This off-trail collection can be viewed, from below, at the Lower Otter Viewing Window by looking southwest. It is located above the Badger Habitat and consists mostly of Douglas Fir, Common Juniper, White Spruce and Water Birch. It also serves as a partial canopy to "The Dell" nature trail and can be viewed from the backside in that location as well.



Pseudotsuga menziesii is an evergreen conifer species in the pine family, Pinaceae. It is native to western North America and is known as Douglas fir, Douglas-fir, Oregon pine, and Columbian pine. There are tree varieties: coast Douglas-fir, Rocky Mountain Douglas-fir and Mexican Douglas fir. Wikipedia


Scientific name: Pseudotsuga menziesii
Class: Pinopsida
Family: Pinaceae
Rank: Species
Order: Pinales
Did you know: Menziesii, the coast Douglas-fir, grows in the coastal regions from west-central British Columbia southward to central California.


These specimens are accessioned

(A # 0097-043).

For complete information



Juniperus communis, the common juniper, is a species of conifer in the genus Juniperus, in the family Cupressaceae. Wikipedia


Scientific name: Juniperus communis
Conservation status: Least Concern (Population increasing) Encyclopedia of Life
Higher classification: Juniper
Rank: Species
Did you know: Common juniper, also known as (Juniperus communis), is an evergreen conifer which is native Britain, Europe and large parts of the northern hemisphere.

These specimens were realized in Fall 2019 and are non-accessioned. More information will be coming soon.

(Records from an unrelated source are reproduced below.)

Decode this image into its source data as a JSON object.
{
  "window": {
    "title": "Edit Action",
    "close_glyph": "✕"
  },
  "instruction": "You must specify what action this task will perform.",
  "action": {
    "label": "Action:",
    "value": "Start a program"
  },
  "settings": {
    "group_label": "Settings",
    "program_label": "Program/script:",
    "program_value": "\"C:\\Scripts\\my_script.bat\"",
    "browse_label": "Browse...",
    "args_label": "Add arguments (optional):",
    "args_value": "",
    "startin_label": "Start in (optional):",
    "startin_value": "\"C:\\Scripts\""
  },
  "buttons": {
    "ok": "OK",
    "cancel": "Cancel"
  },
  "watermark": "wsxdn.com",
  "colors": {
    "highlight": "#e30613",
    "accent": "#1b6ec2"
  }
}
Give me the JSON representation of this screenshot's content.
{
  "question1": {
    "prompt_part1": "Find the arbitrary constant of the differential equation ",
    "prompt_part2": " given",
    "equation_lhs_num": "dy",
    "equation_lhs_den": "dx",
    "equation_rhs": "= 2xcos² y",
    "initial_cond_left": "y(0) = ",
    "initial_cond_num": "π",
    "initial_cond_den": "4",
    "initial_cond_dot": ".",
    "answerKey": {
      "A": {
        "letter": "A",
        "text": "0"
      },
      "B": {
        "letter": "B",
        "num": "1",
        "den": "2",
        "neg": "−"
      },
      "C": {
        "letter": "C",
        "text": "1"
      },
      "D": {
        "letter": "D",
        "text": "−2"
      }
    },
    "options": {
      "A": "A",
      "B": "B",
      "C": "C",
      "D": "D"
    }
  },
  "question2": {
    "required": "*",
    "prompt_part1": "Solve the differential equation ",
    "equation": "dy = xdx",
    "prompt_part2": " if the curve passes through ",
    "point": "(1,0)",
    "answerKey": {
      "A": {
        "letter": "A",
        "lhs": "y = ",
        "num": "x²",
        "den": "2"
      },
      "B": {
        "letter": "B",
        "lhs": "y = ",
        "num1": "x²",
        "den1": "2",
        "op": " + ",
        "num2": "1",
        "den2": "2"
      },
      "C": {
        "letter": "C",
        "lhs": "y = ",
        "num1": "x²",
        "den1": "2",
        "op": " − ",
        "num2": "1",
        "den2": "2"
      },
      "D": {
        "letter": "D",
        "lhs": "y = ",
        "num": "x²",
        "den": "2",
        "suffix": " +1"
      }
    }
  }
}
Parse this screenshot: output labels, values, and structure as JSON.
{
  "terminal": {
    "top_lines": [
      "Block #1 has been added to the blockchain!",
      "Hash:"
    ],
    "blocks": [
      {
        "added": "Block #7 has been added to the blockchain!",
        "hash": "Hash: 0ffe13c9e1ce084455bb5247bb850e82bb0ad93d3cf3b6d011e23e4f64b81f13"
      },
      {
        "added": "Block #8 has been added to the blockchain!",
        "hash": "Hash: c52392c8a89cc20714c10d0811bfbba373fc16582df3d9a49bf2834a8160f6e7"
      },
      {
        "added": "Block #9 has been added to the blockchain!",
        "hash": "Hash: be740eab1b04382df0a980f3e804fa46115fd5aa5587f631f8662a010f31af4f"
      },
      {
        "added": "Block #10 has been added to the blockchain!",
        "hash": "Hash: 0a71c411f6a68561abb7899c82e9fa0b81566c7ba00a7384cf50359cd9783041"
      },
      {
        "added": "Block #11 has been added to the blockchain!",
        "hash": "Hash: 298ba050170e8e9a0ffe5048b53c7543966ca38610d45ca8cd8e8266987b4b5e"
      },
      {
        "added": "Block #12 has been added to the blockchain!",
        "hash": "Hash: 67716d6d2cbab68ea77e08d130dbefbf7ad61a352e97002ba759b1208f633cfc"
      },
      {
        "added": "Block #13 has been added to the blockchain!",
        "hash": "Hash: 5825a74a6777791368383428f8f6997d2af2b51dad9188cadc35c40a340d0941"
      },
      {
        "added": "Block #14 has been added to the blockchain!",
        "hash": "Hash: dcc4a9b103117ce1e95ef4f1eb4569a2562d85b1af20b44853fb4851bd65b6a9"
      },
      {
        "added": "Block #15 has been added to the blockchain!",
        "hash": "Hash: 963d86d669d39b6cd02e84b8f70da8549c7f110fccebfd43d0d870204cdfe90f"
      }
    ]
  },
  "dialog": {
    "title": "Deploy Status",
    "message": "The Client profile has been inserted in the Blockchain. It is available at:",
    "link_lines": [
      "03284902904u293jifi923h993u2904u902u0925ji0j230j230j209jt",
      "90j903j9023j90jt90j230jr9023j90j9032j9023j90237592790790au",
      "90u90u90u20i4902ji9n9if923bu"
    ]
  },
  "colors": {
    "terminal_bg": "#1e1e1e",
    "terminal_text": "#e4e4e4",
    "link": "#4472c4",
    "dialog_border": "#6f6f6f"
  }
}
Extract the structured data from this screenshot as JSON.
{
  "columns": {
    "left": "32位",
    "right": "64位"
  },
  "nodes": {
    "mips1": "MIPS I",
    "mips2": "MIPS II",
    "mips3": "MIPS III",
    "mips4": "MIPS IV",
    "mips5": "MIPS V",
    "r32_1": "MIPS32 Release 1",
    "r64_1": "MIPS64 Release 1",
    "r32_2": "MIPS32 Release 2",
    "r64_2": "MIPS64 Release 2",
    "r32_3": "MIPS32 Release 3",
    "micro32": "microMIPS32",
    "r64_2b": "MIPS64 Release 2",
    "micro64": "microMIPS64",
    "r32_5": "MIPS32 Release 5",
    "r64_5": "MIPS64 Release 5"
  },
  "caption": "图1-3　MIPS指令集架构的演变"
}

Picea glauca, the white spruce, is a species of spruce native to the northern temperate and boreal forests in North America. Picea glauca was originally native from central Alaska all through the east, across southern/central Canada to the Avalon Peninsula in Newfoundland. Wikipedia


Scientific name: Picea glauca
Higher classification: Spruce
Division: Pinophyta
Family: Pinaceae
Conservation status: Least Concern (Population stable) Encyclopedia of Life
Did you know: In Alaska, white spruce is typically 40 to 70 feet (12-21 m) tall (435)


These specimens were realized in Spring 2018 and are non-accessioned. More information will be coming soon.


Betula occidentalis, the water birch or red birch, is a species of birch native to western North America, in Canada from Yukon east to western Ontario and southwards, and in the United States from Montana to Colorado and westward. Wikipedia


Scientific name: Betula occidentalis
Rank: Species
Higher classification: Birch

Did you know: The name 'water birch' does indeed imply that this species is more often than not found in immediate access to water or very moist locations.


These specimens were realized in Summer 2019 and are non-accessioned. More information will be coming soon.